The input Start Marker
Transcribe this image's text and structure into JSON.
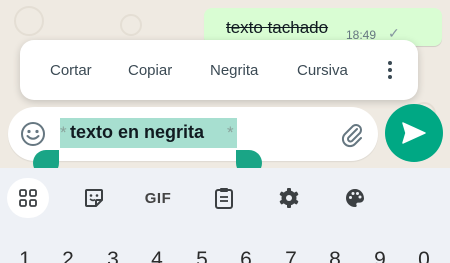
{
  "message": {
    "text": "texto tachado",
    "time": "18:49",
    "status_icon": "single-check-icon"
  },
  "context_menu": {
    "items": [
      "Cortar",
      "Copiar",
      "Negrita",
      "Cursiva"
    ],
    "more_icon": "more-vertical-icon"
  },
  "composer": {
    "prefix": "*",
    "selected_text": "texto en negrita",
    "suffix": "*",
    "emoji_icon": "emoji-icon",
    "attach_icon": "paperclip-icon",
    "send_icon": "send-icon"
  },
  "keyboard": {
    "toolbar": [
      "grid-apps-icon",
      "sticker-icon",
      "GIF",
      "clipboard-icon",
      "settings-icon",
      "palette-icon"
    ],
    "gif_label": "GIF",
    "number_row": [
      "1",
      "2",
      "3",
      "4",
      "5",
      "6",
      "7",
      "8",
      "9",
      "0"
    ]
  },
  "colors": {
    "accent": "#00a884",
    "selection": "#a7dfd0",
    "bubble": "#d9fdd3",
    "chat_bg": "#efeae2",
    "keyboard_bg": "#eef1f6"
  }
}
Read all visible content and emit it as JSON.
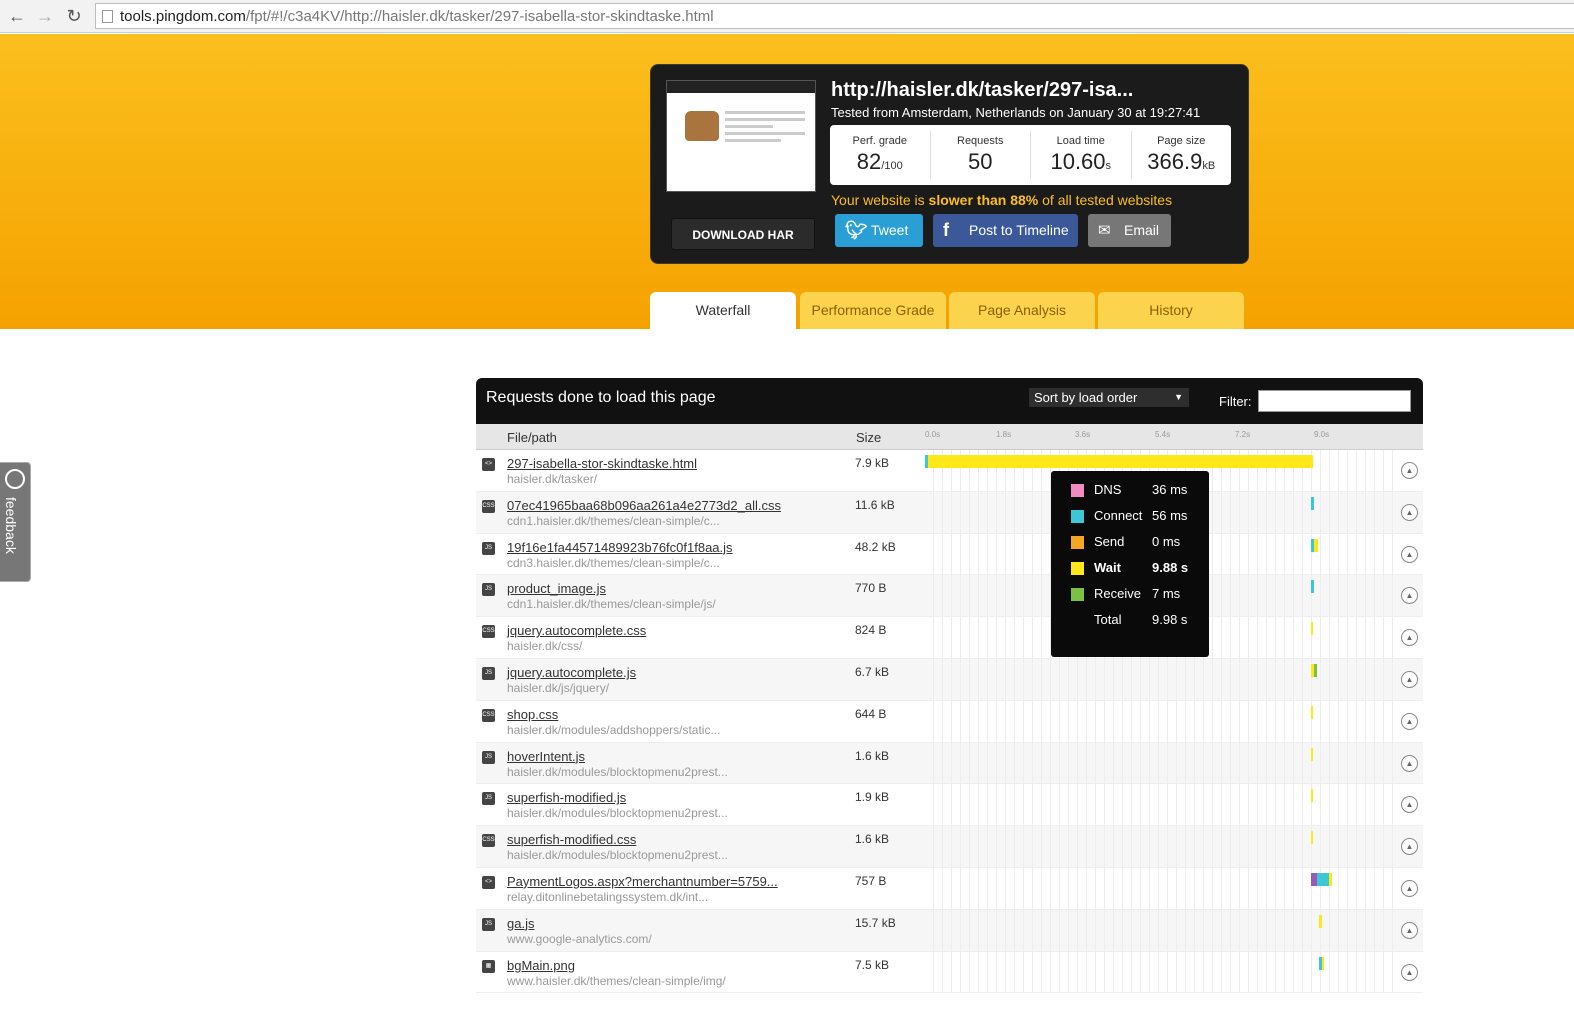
{
  "browser": {
    "url_host": "tools.pingdom.com",
    "url_rest": "/fpt/#!/c3a4KV/http://haisler.dk/tasker/297-isabella-stor-skindtaske.html"
  },
  "summary": {
    "title": "http://haisler.dk/tasker/297-isa...",
    "subtitle": "Tested from Amsterdam, Netherlands on January 30 at 19:27:41",
    "stats": [
      {
        "label": "Perf. grade",
        "value": "82",
        "unit": "/100"
      },
      {
        "label": "Requests",
        "value": "50",
        "unit": ""
      },
      {
        "label": "Load time",
        "value": "10.60",
        "unit": "s"
      },
      {
        "label": "Page size",
        "value": "366.9",
        "unit": "kB"
      }
    ],
    "slower_prefix": "Your website is ",
    "slower_bold": "slower than 88%",
    "slower_suffix": " of all tested websites",
    "download_label": "DOWNLOAD HAR",
    "tweet_label": "Tweet",
    "fb_label": "Post to Timeline",
    "email_label": "Email"
  },
  "tabs": [
    "Waterfall",
    "Performance Grade",
    "Page Analysis",
    "History"
  ],
  "feedback_label": "feedback",
  "panel": {
    "title": "Requests done to load this page",
    "sort_label": "Sort by load order",
    "filter_label": "Filter:",
    "col_file": "File/path",
    "col_size": "Size",
    "ticks": [
      "0.0s",
      "1.8s",
      "3.6s",
      "5.4s",
      "7.2s",
      "9.0s"
    ]
  },
  "requests": [
    {
      "name": "297-isabella-stor-skindtaske.html",
      "path": "haisler.dk/tasker/",
      "size": "7.9 kB",
      "type": "html",
      "start_s": 0.0,
      "wait_s": 9.88
    },
    {
      "name": "07ec41965baa68b096aa261a4e2773d2_all.css",
      "path": "cdn1.haisler.dk/themes/clean-simple/c...",
      "size": "11.6 kB",
      "type": "css"
    },
    {
      "name": "19f16e1fa44571489923b76fc0f1f8aa.js",
      "path": "cdn3.haisler.dk/themes/clean-simple/c...",
      "size": "48.2 kB",
      "type": "js"
    },
    {
      "name": "product_image.js",
      "path": "cdn1.haisler.dk/themes/clean-simple/js/",
      "size": "770 B",
      "type": "js"
    },
    {
      "name": "jquery.autocomplete.css",
      "path": "haisler.dk/css/",
      "size": "824 B",
      "type": "css"
    },
    {
      "name": "jquery.autocomplete.js",
      "path": "haisler.dk/js/jquery/",
      "size": "6.7 kB",
      "type": "js"
    },
    {
      "name": "shop.css",
      "path": "haisler.dk/modules/addshoppers/static...",
      "size": "644 B",
      "type": "css"
    },
    {
      "name": "hoverIntent.js",
      "path": "haisler.dk/modules/blocktopmenu2prest...",
      "size": "1.6 kB",
      "type": "js"
    },
    {
      "name": "superfish-modified.js",
      "path": "haisler.dk/modules/blocktopmenu2prest...",
      "size": "1.9 kB",
      "type": "js"
    },
    {
      "name": "superfish-modified.css",
      "path": "haisler.dk/modules/blocktopmenu2prest...",
      "size": "1.6 kB",
      "type": "css"
    },
    {
      "name": "PaymentLogos.aspx?merchantnumber=5759...",
      "path": "relay.ditonlinebetalingssystem.dk/int...",
      "size": "757 B",
      "type": "html"
    },
    {
      "name": "ga.js",
      "path": "www.google-analytics.com/",
      "size": "15.7 kB",
      "type": "js"
    },
    {
      "name": "bgMain.png",
      "path": "www.haisler.dk/themes/clean-simple/img/",
      "size": "7.5 kB",
      "type": "img"
    }
  ],
  "tooltip": [
    {
      "label": "DNS",
      "value": "36 ms",
      "color": "#f08cc0"
    },
    {
      "label": "Connect",
      "value": "56 ms",
      "color": "#3cc6d6"
    },
    {
      "label": "Send",
      "value": "0 ms",
      "color": "#f5a623"
    },
    {
      "label": "Wait",
      "value": "9.88 s",
      "color": "#ffe81a",
      "bold": true
    },
    {
      "label": "Receive",
      "value": "7 ms",
      "color": "#7cc242"
    },
    {
      "label": "Total",
      "value": "9.98 s",
      "color": ""
    }
  ]
}
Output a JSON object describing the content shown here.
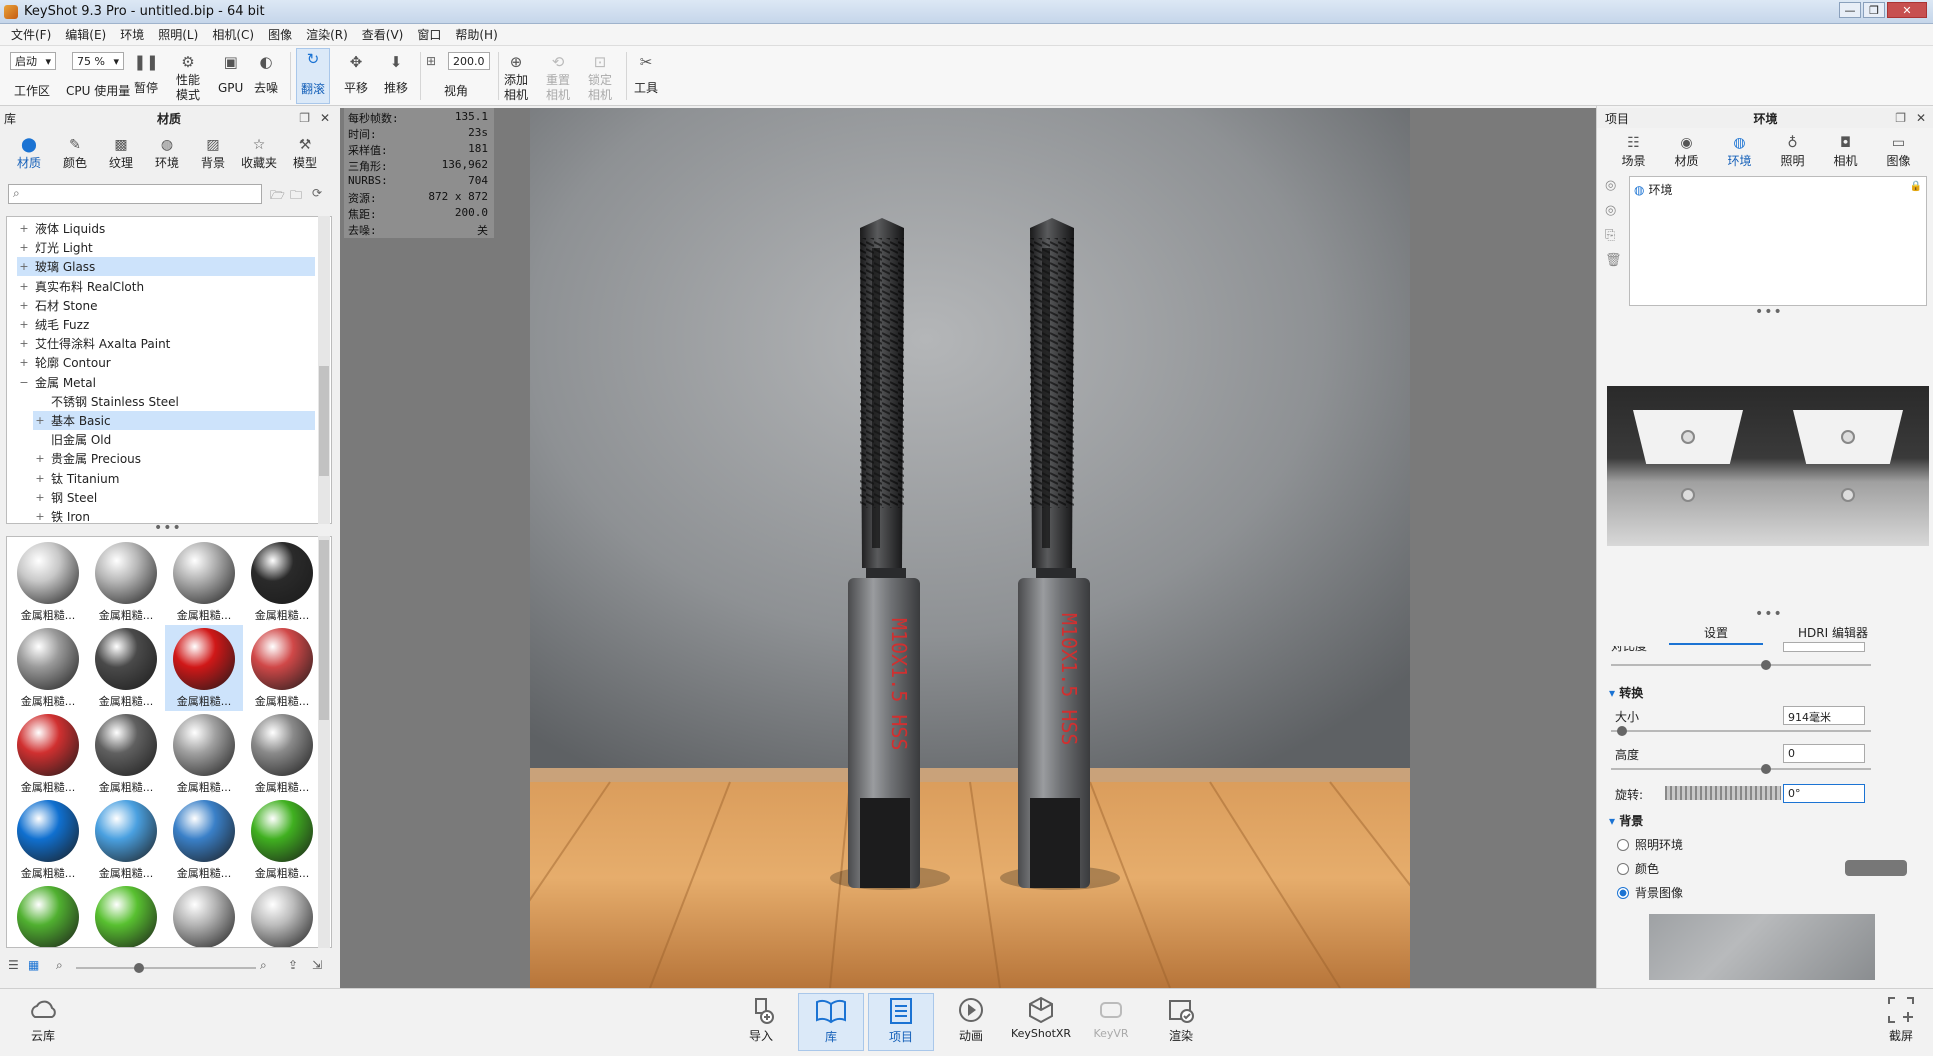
{
  "window": {
    "title": "KeyShot 9.3 Pro  - untitled.bip  - 64 bit"
  },
  "menu": [
    "文件(F)",
    "编辑(E)",
    "环境",
    "照明(L)",
    "相机(C)",
    "图像",
    "渲染(R)",
    "查看(V)",
    "窗口",
    "帮助(H)"
  ],
  "toolbar": {
    "workspace_value": "启动",
    "workspace_label": "工作区",
    "cpu_value": "75 %",
    "cpu_label": "CPU 使用量",
    "pause": "暂停",
    "perf_line1": "性能",
    "perf_line2": "模式",
    "gpu": "GPU",
    "denoise": "去噪",
    "tumble": "翻滚",
    "pan": "平移",
    "dolly": "推移",
    "fov_value": "200.0",
    "fov_label": "视角",
    "add_cam_1": "添加",
    "add_cam_2": "相机",
    "reset_cam_1": "重置",
    "reset_cam_2": "相机",
    "lock_cam_1": "锁定",
    "lock_cam_2": "相机",
    "tools": "工具"
  },
  "library": {
    "header_left": "库",
    "title": "材质",
    "tabs": [
      "材质",
      "颜色",
      "纹理",
      "环境",
      "背景",
      "收藏夹",
      "模型"
    ],
    "tree": [
      {
        "pm": "+",
        "label": "液体 Liquids",
        "indent": 0,
        "sel": false
      },
      {
        "pm": "+",
        "label": "灯光 Light",
        "indent": 0,
        "sel": false
      },
      {
        "pm": "+",
        "label": "玻璃 Glass",
        "indent": 0,
        "sel": true
      },
      {
        "pm": "+",
        "label": "真实布料 RealCloth",
        "indent": 0,
        "sel": false
      },
      {
        "pm": "+",
        "label": "石材 Stone",
        "indent": 0,
        "sel": false
      },
      {
        "pm": "+",
        "label": "绒毛 Fuzz",
        "indent": 0,
        "sel": false
      },
      {
        "pm": "+",
        "label": "艾仕得涂料 Axalta Paint",
        "indent": 0,
        "sel": false
      },
      {
        "pm": "+",
        "label": "轮廓 Contour",
        "indent": 0,
        "sel": false
      },
      {
        "pm": "−",
        "label": "金属 Metal",
        "indent": 0,
        "sel": false
      },
      {
        "pm": "",
        "label": "不锈钢 Stainless Steel",
        "indent": 1,
        "sel": false
      },
      {
        "pm": "+",
        "label": "基本 Basic",
        "indent": 1,
        "sel": true
      },
      {
        "pm": "",
        "label": "旧金属 Old",
        "indent": 1,
        "sel": false
      },
      {
        "pm": "+",
        "label": "贵金属 Precious",
        "indent": 1,
        "sel": false
      },
      {
        "pm": "+",
        "label": "钛 Titanium",
        "indent": 1,
        "sel": false
      },
      {
        "pm": "+",
        "label": "钢 Steel",
        "indent": 1,
        "sel": false
      },
      {
        "pm": "+",
        "label": "铁 Iron",
        "indent": 1,
        "sel": false
      }
    ],
    "thumb_caption": "金属粗糙...",
    "thumb_colors": [
      "#c8c8c8",
      "#b8b8b8",
      "#b0b0b0",
      "#2a2a2a",
      "#9a9a9a",
      "#4a4a4a",
      "#d01818",
      "#d04848",
      "#d03030",
      "#606060",
      "#a0a0a0",
      "#8a8a8a",
      "#1070d0",
      "#4aa0e0",
      "#3a80c8",
      "#40b020",
      "#50b030",
      "#58c030",
      "#b4b4b4",
      "#bcbcbc"
    ],
    "selected_thumb": 6
  },
  "stats": [
    {
      "k": "每秒帧数:",
      "v": "135.1"
    },
    {
      "k": "时间:",
      "v": "23s"
    },
    {
      "k": "采样值:",
      "v": "181"
    },
    {
      "k": "三角形:",
      "v": "136,962"
    },
    {
      "k": "NURBS:",
      "v": "704"
    },
    {
      "k": "资源:",
      "v": "872 x 872"
    },
    {
      "k": "焦距:",
      "v": "200.0"
    },
    {
      "k": "去噪:",
      "v": "关"
    }
  ],
  "scene": {
    "tap_text": "M10X1.5 HSS"
  },
  "bottom": [
    "云库",
    "导入",
    "库",
    "项目",
    "动画",
    "KeyShotXR",
    "KeyVR",
    "渲染",
    "截屏"
  ],
  "project": {
    "header_left": "项目",
    "title": "环境",
    "tabs": [
      "场景",
      "材质",
      "环境",
      "照明",
      "相机",
      "图像"
    ],
    "env_item": "环境",
    "subtabs": [
      "设置",
      "HDRI 编辑器"
    ],
    "partial_label": "对比度",
    "sec_transform": "转换",
    "size_label": "大小",
    "size_value": "914毫米",
    "height_label": "高度",
    "height_value": "0",
    "rotate_label": "旋转:",
    "rotate_value": "0°",
    "sec_background": "背景",
    "bg_options": [
      "照明环境",
      "颜色",
      "背景图像"
    ],
    "bg_selected": 2
  }
}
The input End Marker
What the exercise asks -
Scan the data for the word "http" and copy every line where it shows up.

Answer space -
    "url_rest": "/fpt/#!/c3a4KV/http://haisler.dk/tasker/297-isabella-stor-skindtaske.html"
    "title": "http://haisler.dk/tasker/297-isa...",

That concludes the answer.